Here are some examples:
- An, J.; Tuan, C. Y.; Cheeseman, B. A; Gazonas, G. A. Simulation of Soil Behavior under Blast Loading. International Journal of Geomechanics. 2011, 11, 323-334. Academic Search Complete. http://www.ebscohost.com/academic/academic-search-complete (accessed Oct 20, 2011).
- LoPresto, M. C. Experimenting with Musical Intervals. Phys. Educ. 2003, 38, 309-315.
- Matthews, Q.; Jirasek, A.; Lum, J. J.; Brolo, A. G. Biochemical Signatures of in Vitro Radiation Response in Human Lung, Breast and Prostate Tumour Cells Observed with Raman Spectroscopy. Phys. Med. Biol. 2011, 56, 6839-6855. Institute of Physics Journals http://iopscience.iop.org/ (accessed Oct 21, 2011).
- Mizrahi, J.; Verbitsky, O.; Isakov, E; Daily, D. Effect of Fatigue on Leg Kinematics and Impact Acceleration in Long Distance Running. Human Movement Science. 2000, 19, 139-151. ScienceDirect http://www.sciencedirect.com/ (accessed Oct 21, 2011).

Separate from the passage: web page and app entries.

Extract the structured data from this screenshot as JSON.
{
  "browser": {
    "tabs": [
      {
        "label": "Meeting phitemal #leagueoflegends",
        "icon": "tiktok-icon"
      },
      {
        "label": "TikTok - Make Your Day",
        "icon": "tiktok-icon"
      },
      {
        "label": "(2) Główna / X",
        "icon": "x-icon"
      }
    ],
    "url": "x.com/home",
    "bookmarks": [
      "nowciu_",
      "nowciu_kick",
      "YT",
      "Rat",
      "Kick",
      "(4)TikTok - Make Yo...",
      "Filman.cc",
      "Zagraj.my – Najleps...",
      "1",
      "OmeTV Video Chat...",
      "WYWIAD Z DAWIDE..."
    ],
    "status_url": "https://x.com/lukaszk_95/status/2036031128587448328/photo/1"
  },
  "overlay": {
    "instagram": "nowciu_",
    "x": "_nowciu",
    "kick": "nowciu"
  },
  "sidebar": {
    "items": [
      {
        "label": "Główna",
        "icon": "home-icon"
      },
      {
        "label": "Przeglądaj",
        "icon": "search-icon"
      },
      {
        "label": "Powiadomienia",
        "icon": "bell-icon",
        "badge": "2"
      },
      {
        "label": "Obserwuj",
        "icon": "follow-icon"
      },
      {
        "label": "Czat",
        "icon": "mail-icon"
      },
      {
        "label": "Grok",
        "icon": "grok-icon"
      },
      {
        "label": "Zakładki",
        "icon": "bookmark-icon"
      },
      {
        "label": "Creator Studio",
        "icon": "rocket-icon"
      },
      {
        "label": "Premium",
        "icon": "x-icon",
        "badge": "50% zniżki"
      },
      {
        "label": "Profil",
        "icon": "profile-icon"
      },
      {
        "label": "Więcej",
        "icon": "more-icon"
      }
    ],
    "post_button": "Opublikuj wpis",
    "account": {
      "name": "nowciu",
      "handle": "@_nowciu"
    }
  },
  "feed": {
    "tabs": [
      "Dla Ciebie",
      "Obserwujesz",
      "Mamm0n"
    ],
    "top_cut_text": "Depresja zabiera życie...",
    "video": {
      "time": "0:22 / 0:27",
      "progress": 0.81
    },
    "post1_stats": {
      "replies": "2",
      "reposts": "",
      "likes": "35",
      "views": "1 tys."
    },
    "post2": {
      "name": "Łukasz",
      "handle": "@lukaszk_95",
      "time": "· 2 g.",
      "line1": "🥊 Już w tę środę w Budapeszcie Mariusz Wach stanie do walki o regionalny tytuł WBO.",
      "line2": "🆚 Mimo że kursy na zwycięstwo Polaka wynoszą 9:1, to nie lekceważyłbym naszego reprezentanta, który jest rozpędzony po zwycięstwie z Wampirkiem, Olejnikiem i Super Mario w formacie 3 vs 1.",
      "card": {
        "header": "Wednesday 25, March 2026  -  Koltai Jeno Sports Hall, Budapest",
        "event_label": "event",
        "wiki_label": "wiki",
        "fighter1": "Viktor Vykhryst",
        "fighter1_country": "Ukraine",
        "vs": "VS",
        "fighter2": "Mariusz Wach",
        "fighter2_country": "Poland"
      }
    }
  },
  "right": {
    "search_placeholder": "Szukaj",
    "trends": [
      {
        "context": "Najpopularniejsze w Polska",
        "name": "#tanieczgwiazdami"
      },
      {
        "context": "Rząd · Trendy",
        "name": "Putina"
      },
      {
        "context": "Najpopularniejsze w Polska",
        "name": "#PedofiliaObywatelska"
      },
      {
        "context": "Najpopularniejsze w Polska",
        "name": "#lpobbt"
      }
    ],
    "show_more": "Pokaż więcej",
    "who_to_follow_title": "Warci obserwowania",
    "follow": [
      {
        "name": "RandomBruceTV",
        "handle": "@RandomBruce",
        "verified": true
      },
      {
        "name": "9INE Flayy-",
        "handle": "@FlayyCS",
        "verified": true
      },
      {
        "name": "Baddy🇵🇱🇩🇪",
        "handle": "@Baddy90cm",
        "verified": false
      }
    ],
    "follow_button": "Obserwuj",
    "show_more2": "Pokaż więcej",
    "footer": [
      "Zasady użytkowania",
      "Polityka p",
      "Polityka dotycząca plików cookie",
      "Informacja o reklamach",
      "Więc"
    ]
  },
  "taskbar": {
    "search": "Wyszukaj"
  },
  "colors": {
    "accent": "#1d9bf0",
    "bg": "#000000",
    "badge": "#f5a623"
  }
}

Chapter 14 of the ACS Guide shows citations for various other kinds of sources such as books, conference proceedings, dissertations, etc.
Why must I cite the sources I use for research projects?
- To give credit to the author of the information you use.
- To avoid plagiarism (WTAMU Code of Student Life: Appendix I-Academic Integrity Code)
a serious offense that can result in failure or expulsion.
- So that others can verify the information.
- To assist others in doing their own research.
- Suggestions for improvements?
- Particularly helpful items?
- Please email Linda Chenoweth.